Skip to Content

CSEdWeek 2010 | Day 3: Exploring Computer Science

For Day 3 of CSEd Week, we are featuring a webcast from NSF that celebrates CSEdWeek 2010 and talks about Exploring Computer Science, a resource that’s featured here on ScratchEd.

The video titled: “Inspiring the Next Bill Gates,” spotlights programs that engage a diversity of students in computer science.

In the video, NSF’s Lisa-Joy Zgorski speaks with CSEdWeek representative Cameron Wilson of the Association for Computing Machinery and spotlights two exciting NSF-funded programs that engage a diversity of students not usually exposed to computer science: GLITCH at Georgia Tech, represented by Amy Bruckman, associate professor at the College of Computing, PhD candidate Betsy DiSalvo and GLITCH Alumnus James Bowland-Gleason; and E-Textiles at MIT represented by Leah Buechley, assistant professor and director of the High-Low Tech group at the MIT Media Lab, and student Emily Lovell.

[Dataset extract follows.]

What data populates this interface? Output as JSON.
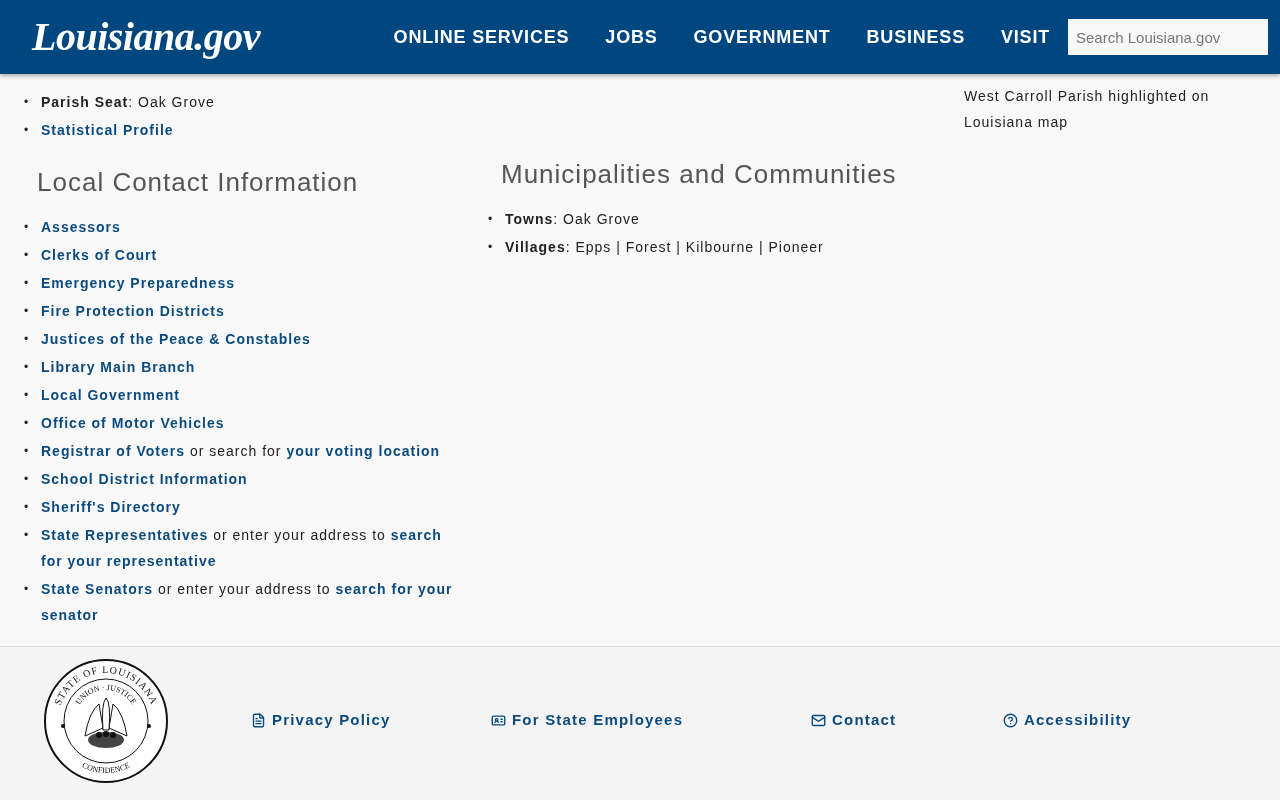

In the webcast, Cameron Wilson stresses the importance of computer science, saying that, “the future is very bright for computer science.” He mentions that although computing has become ubiquitous and while the industry is driving economic growth and innovation, there is a need for more exposure to computer science in the K-12 level. Cameron also highlights successful programs such as: “Exploring Computer Science,” an extensive curriculum guide created for high-school students in Los Angeles with grants from the Computer Science Teachers Association (CSTA) and as part of the Broadening Participation in Computing initiative from the National Science Foundation (NSF). He also mentions that students are “inherently creators,” and thus its important to focus not just on the usage of technology, but also on giving students the knowledge to create technologies for the future.